14. Jason Croker (1991-2006)
Croker’s versatility may have cost him a starting spot in this squad, but that makes him the ideal utility, enhancing team balance with his ability to play in the back row, centres or in the halves. Croker has played the most games for the Green Machine and is holding on to the leading try scorer record as well.
15. David Grant (1982-1985)
David ‘Nana’ Grant was the inaugural captain of the Canberra Raiders; a tireless prop who would always give his all for the cause, Nana won’t let anyone down off the bench in this team.
16. Gary Coyne (1986-1992)
Gary Coyne was a back rower who won 2 Premierships with the Raiders, represented Queensland in State of Origin and also represented Australia. Coyne is remembered as an honest footballer, working hard for every tackle and every metre gained; he was an important cog in Canberra’s most successful era.
17. Brent Todd (1987-1991)
A big Kiwi dual international (but not in Rugby Union, in Water Polo!), the front row of Todd and Lazarus formed the cornerstone of the Raiders’ success during his stint there. Todd played 28 Tests for New Zealand.
And that’s the team, not too bad, huh? How would they go against other teams named in this series? Does the Green Machine have the class to beat the rest?
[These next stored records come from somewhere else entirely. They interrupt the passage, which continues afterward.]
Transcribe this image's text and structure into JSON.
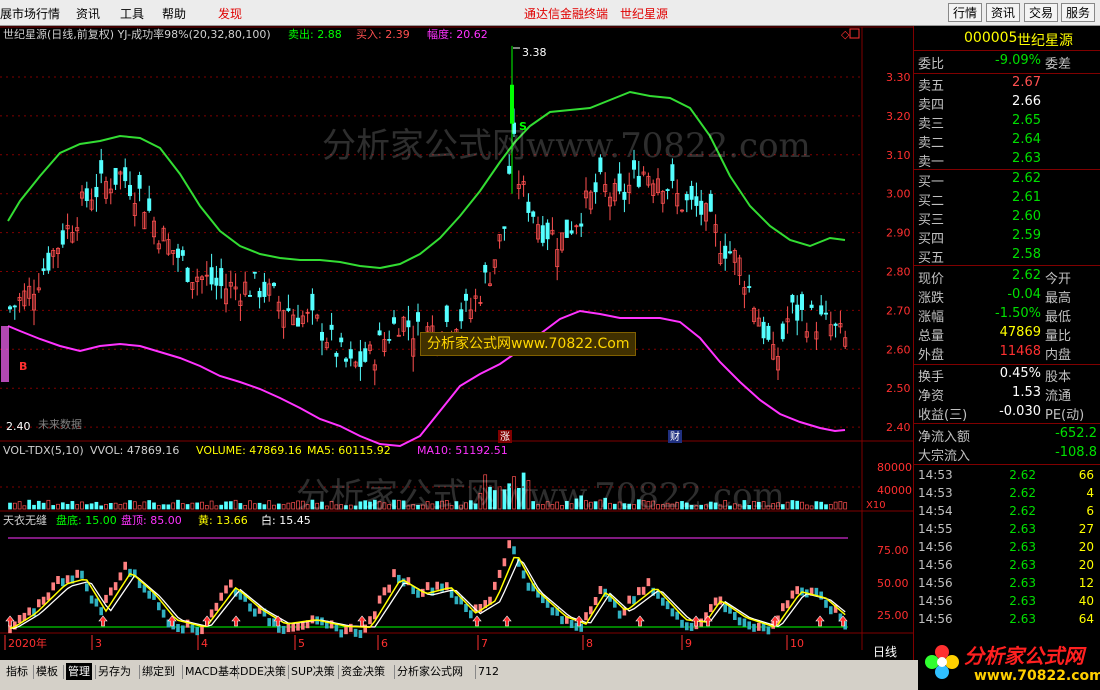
{
  "menu": {
    "items": [
      "展市场行情",
      "资讯",
      "工具",
      "帮助",
      "发现"
    ],
    "center_links": [
      "通达信金融终端",
      "世纪星源"
    ],
    "buttons": [
      "行情",
      "资讯",
      "交易",
      "服务"
    ]
  },
  "main_chart": {
    "title": "世纪星源(日线,前复权) YJ-成功率98%(20,32,80,100)",
    "sell_label": "卖出: 2.88",
    "buy_label": "买入: 2.39",
    "amp_label": "幅度: 20.62",
    "high_label": "3.38",
    "low_label": "2.40",
    "s_mark": "S",
    "b_mark": "B",
    "future_text": "未来数据",
    "event_zhang": "涨",
    "event_cai": "财",
    "y_ticks": [
      "3.30",
      "3.20",
      "3.10",
      "3.00",
      "2.90",
      "2.80",
      "2.70",
      "2.60",
      "2.50",
      "2.40"
    ],
    "watermark": "分析家公式网www.70822.com",
    "banner": "分析家公式网www.70822.Com"
  },
  "vol_chart": {
    "title": "VOL-TDX(5,10)",
    "vvol": "VVOL: 47869.16",
    "volume": "VOLUME: 47869.16",
    "ma5": "MA5: 60115.92",
    "ma10": "MA10: 51192.51",
    "y_ticks": [
      "80000",
      "40000"
    ],
    "unit": "X10",
    "watermark": "分析家公式网www.70822.com"
  },
  "osc_chart": {
    "title": "天衣无缝",
    "bottom": "盘底: 15.00",
    "top": "盘顶: 85.00",
    "yellow": "黄: 13.66",
    "white": "白: 15.45",
    "y_ticks": [
      "75.00",
      "50.00",
      "25.00"
    ]
  },
  "x_axis": {
    "labels": [
      "2020年",
      "3",
      "4",
      "5",
      "6",
      "7",
      "8",
      "9",
      "10"
    ],
    "period": "日线"
  },
  "quote": {
    "code": "000005",
    "name": "世纪星源",
    "weibi_label": "委比",
    "weibi_value": "-9.09%",
    "weicha_label": "委差",
    "asks": [
      {
        "label": "卖五",
        "price": "2.67"
      },
      {
        "label": "卖四",
        "price": "2.66"
      },
      {
        "label": "卖三",
        "price": "2.65"
      },
      {
        "label": "卖二",
        "price": "2.64"
      },
      {
        "label": "卖一",
        "price": "2.63"
      }
    ],
    "bids": [
      {
        "label": "买一",
        "price": "2.62"
      },
      {
        "label": "买二",
        "price": "2.61"
      },
      {
        "label": "买三",
        "price": "2.60"
      },
      {
        "label": "买四",
        "price": "2.59"
      },
      {
        "label": "买五",
        "price": "2.58"
      }
    ],
    "stats": [
      {
        "label": "现价",
        "value": "2.62",
        "label2": "今开"
      },
      {
        "label": "涨跌",
        "value": "-0.04",
        "label2": "最高"
      },
      {
        "label": "涨幅",
        "value": "-1.50%",
        "label2": "最低"
      },
      {
        "label": "总量",
        "value": "47869",
        "label2": "量比"
      },
      {
        "label": "外盘",
        "value": "11468",
        "label2": "内盘"
      }
    ],
    "stats2": [
      {
        "label": "换手",
        "value": "0.45%",
        "label2": "股本"
      },
      {
        "label": "净资",
        "value": "1.53",
        "label2": "流通"
      },
      {
        "label": "收益(三)",
        "value": "-0.030",
        "label2": "PE(动)"
      }
    ],
    "flow": [
      {
        "label": "净流入额",
        "value": "-652.2"
      },
      {
        "label": "大宗流入",
        "value": "-108.8"
      }
    ]
  },
  "trades": [
    {
      "time": "14:53",
      "price": "2.62",
      "vol": "66"
    },
    {
      "time": "14:53",
      "price": "2.62",
      "vol": "4"
    },
    {
      "time": "14:54",
      "price": "2.62",
      "vol": "6"
    },
    {
      "time": "14:55",
      "price": "2.63",
      "vol": "27"
    },
    {
      "time": "14:56",
      "price": "2.63",
      "vol": "20"
    },
    {
      "time": "14:56",
      "price": "2.63",
      "vol": "20"
    },
    {
      "time": "14:56",
      "price": "2.63",
      "vol": "12"
    },
    {
      "time": "14:56",
      "price": "2.63",
      "vol": "40"
    },
    {
      "time": "14:56",
      "price": "2.63",
      "vol": "64"
    }
  ],
  "tabs": [
    "指标",
    "模板",
    "管理",
    "另存为",
    "绑定到",
    "MACD基本",
    "DDE决策",
    "SUP决策",
    "资金决策",
    "分析家公式网",
    "712"
  ],
  "logo": {
    "text": "分析家公式网",
    "url": "www.70822.com"
  },
  "colors": {
    "up": "#ff5050",
    "down": "#54ffff",
    "green_band": "#33dd33",
    "magenta_band": "#ff33ff",
    "yellow": "#ffff00"
  }
}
And who did we miss? Let us know in the comments below and stay tuned for the Best 17 Ever for all the other clubs.